But it is also, of course, the promise that all kings are under the rule of the king of kings and that they will not be allowed to wreck havoc forever. Though allowed to live on and other human kingdoms and empires have risen and fallen and been replaced by others, they have been stripped of their authority. They have no power, no right to command obedience in defiance of God’s will because their beastly, savage heart has been exposed.

And then, in his vision, Daniel saw

… one like a son of man, coming with the clouds of heaven. He approached the Ancient of Days and was led into his presence. He was given authority, glory and sovereign power; all peoples, nations and men of every language worshiped him. His dominion is an everlasting dominion that will not pass away, and his kingdom is one that will never be destroyed.

While the earthly kingdoms are beastly, savage and cruel, this ruler is human. Not just human. Not merely human. But truly human. The ideal human being as created and intended by God. His kingdom begins while the beastly kingdoms were allowed to live for a period of time. But his kingdom outlasts them all.

Jesus said, this is me. It reminds us that our Lord Jesus is the one, true human being who lived the one, true, authentic and genuine human life.
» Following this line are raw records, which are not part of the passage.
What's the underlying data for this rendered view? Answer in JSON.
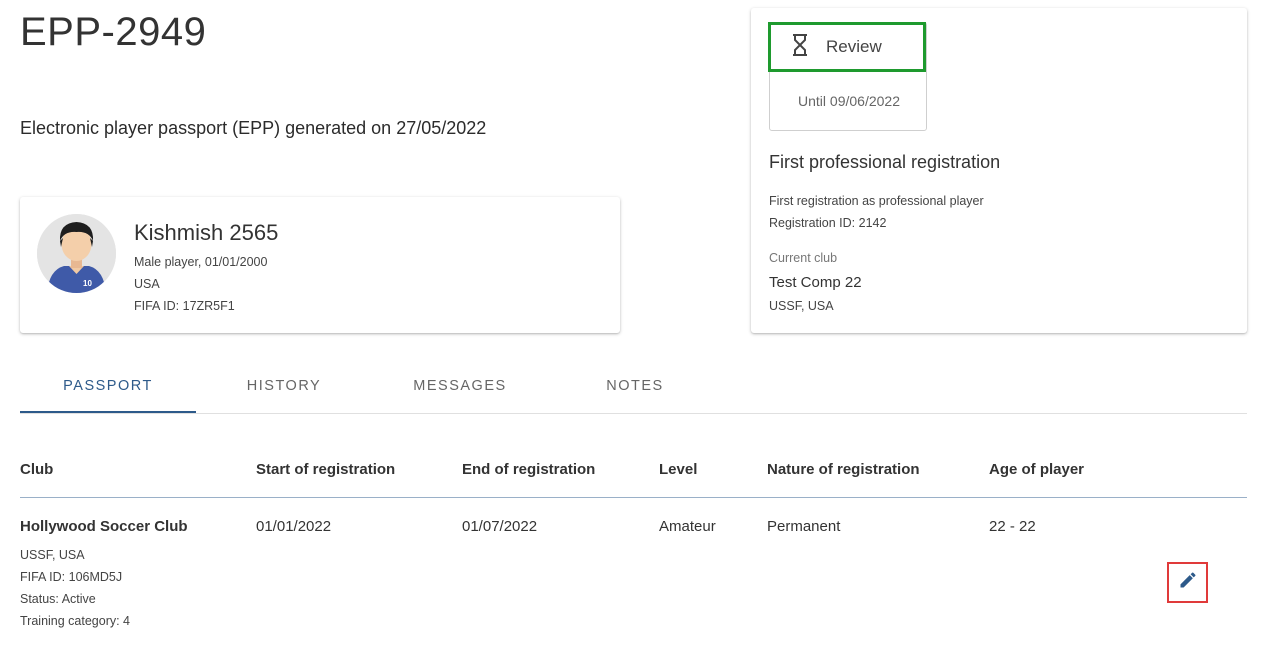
{
  "header": {
    "title": "EPP-2949",
    "subtitle": "Electronic player passport (EPP) generated on 27/05/2022"
  },
  "player": {
    "name": "Kishmish 2565",
    "details": "Male player, 01/01/2000",
    "country": "USA",
    "fifa_id": "FIFA ID: 17ZR5F1",
    "jersey_number": "10"
  },
  "status": {
    "review_label": "Review",
    "until": "Until 09/06/2022",
    "registration_title": "First professional registration",
    "registration_desc": "First registration as professional player",
    "registration_id": "Registration ID: 2142",
    "current_club_label": "Current club",
    "current_club": "Test Comp 22",
    "current_club_assoc": "USSF, USA"
  },
  "tabs": [
    {
      "label": "PASSPORT",
      "active": true
    },
    {
      "label": "HISTORY",
      "active": false
    },
    {
      "label": "MESSAGES",
      "active": false
    },
    {
      "label": "NOTES",
      "active": false
    }
  ],
  "table": {
    "columns": [
      "Club",
      "Start of registration",
      "End of registration",
      "Level",
      "Nature of registration",
      "Age of player"
    ],
    "rows": [
      {
        "club": "Hollywood Soccer Club",
        "club_assoc": "USSF, USA",
        "club_fifa_id": "FIFA ID: 106MD5J",
        "club_status": "Status: Active",
        "training_category": "Training category: 4",
        "start": "01/01/2022",
        "end": "01/07/2022",
        "level": "Amateur",
        "nature": "Permanent",
        "age": "22 - 22"
      }
    ]
  },
  "colors": {
    "accent": "#2d5a8a",
    "review_border": "#1e9a2e",
    "edit_highlight": "#e03a3a"
  },
  "icons": {
    "review": "hourglass-icon",
    "edit": "pencil-icon",
    "avatar": "player-avatar"
  }
}
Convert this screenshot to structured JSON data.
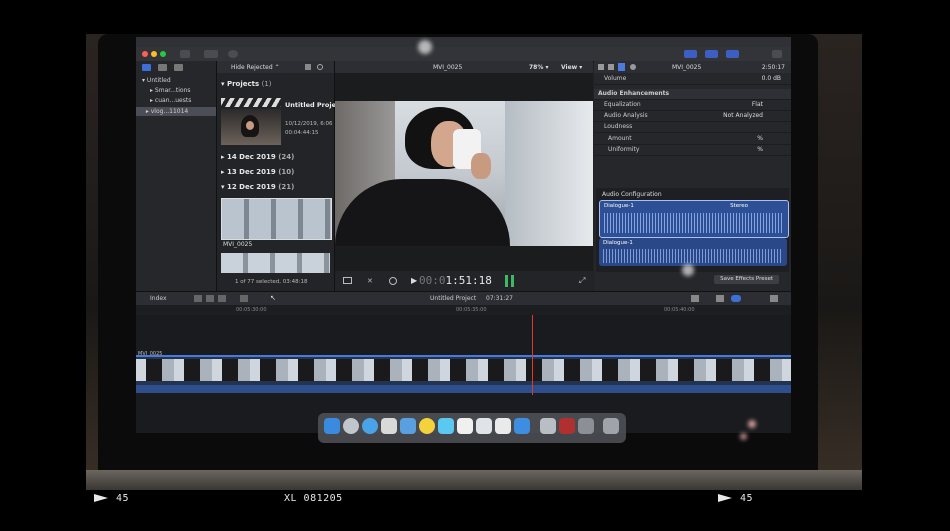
{
  "app": {
    "library_items": [
      "Untitled",
      "Smar...tions",
      "cuan...uests",
      "vlog...11014"
    ],
    "filter_label": "Hide Rejected",
    "projects_header": "Projects",
    "projects_count": "(1)",
    "project_name": "Untitled Project",
    "project_date": "10/12/2019, 6:06",
    "project_duration": "00:04:44:15",
    "date_groups": [
      {
        "label": "14 Dec 2019",
        "count": "(24)"
      },
      {
        "label": "13 Dec 2019",
        "count": "(10)"
      },
      {
        "label": "12 Dec 2019",
        "count": "(21)"
      }
    ],
    "clip_name": "MVI_0025",
    "selection_status": "1 of 77 selected, 03:48:18"
  },
  "viewer": {
    "clip_title": "MVI_0025",
    "zoom": "78%",
    "view_label": "View",
    "timecode_dim": "00:0",
    "timecode": "1:51:18"
  },
  "inspector": {
    "clip_name": "MVI_0025",
    "duration": "2:50:17",
    "volume_label": "Volume",
    "volume_value": "0.0 dB",
    "enhancements_label": "Audio Enhancements",
    "equalization_label": "Equalization",
    "equalization_value": "Flat",
    "analysis_label": "Audio Analysis",
    "analysis_value": "Not Analyzed",
    "loudness_label": "Loudness",
    "amount_label": "Amount",
    "amount_unit": "%",
    "uniformity_label": "Uniformity",
    "uniformity_unit": "%",
    "config_label": "Audio Configuration",
    "channel_top": "Dialogue-1",
    "channel_top_mode": "Stereo",
    "channel_bottom": "Dialogue-1",
    "save_label": "Save Effects Preset"
  },
  "timeline": {
    "index_label": "Index",
    "project_name": "Untitled Project",
    "project_duration": "07:31:27",
    "ruler_marks": [
      "00:05:30:00",
      "00:05:35:00",
      "00:05:40:00"
    ],
    "clip_label": "MVI_0025"
  },
  "film": {
    "left_frame": "45",
    "center_code": "XL 081205",
    "right_frame": "45"
  }
}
Who shows by his love for others and his trust and obedience for his heavenly Father what we were made to be. His kingdom is not built on violence and threats but on the good news that announces that the Ancient of Days is our heavenly Father and that Jesus Christ is his one, true Son. Nor is his kingdom won by armies and battles, but by the world changing events of the death and resurrection of Jesus.

Are you the Christ? he was asked by the high priest, the Son of the Blessed One? “I am,” said Jesus. “And you will see the Son of Man sitting at the right hand of the Might One and coming on the clouds of heaven.”

Jesus isn’t talking about a second coming in the remote future, but something that the high priest will see in his lifetime with his own eyes. And what the high priest saw was the crucifixion of Jesus, the one, true human being giving his one, true humane life for the inhumanity of lost humanity. With this sacrifice Jesus won the right to approach his Father, the Ancient of Days, and to receive his eternal kingdom for the sake of those who will believe in him and find their broken humanity restored in him. His kingdom will outlive the United Nations, the British Empire and the Commonwealth of Australia. Long after both the Liberal and Labor parties are forgotten, Jesus will still rule. When Kim Jong Un is dead and buried, Jesus will still live for us.

It reminds us that history is a scary story with a happy ending. The news on the TV or in the paper or on the internet is full of scary stuff. Things that should not happen happen every day. But injustice will not go unpunished. Violence and cruelty will not reign forever. And humanity will not be lost for all time in its inhumanity. For the Son of Man, Jesus, has come. He has won the right to his eternal throne by his obedience to his Father’s will. He rules over a kingdom of forgiveness and love and of justice and peace. And those who persevere and maintain their faith in him will not perish but live with him forever.

It is a call for us not to be frightened. It is a call for us to trust in the Lord Jesus and to seek in him a better and more humane humanity.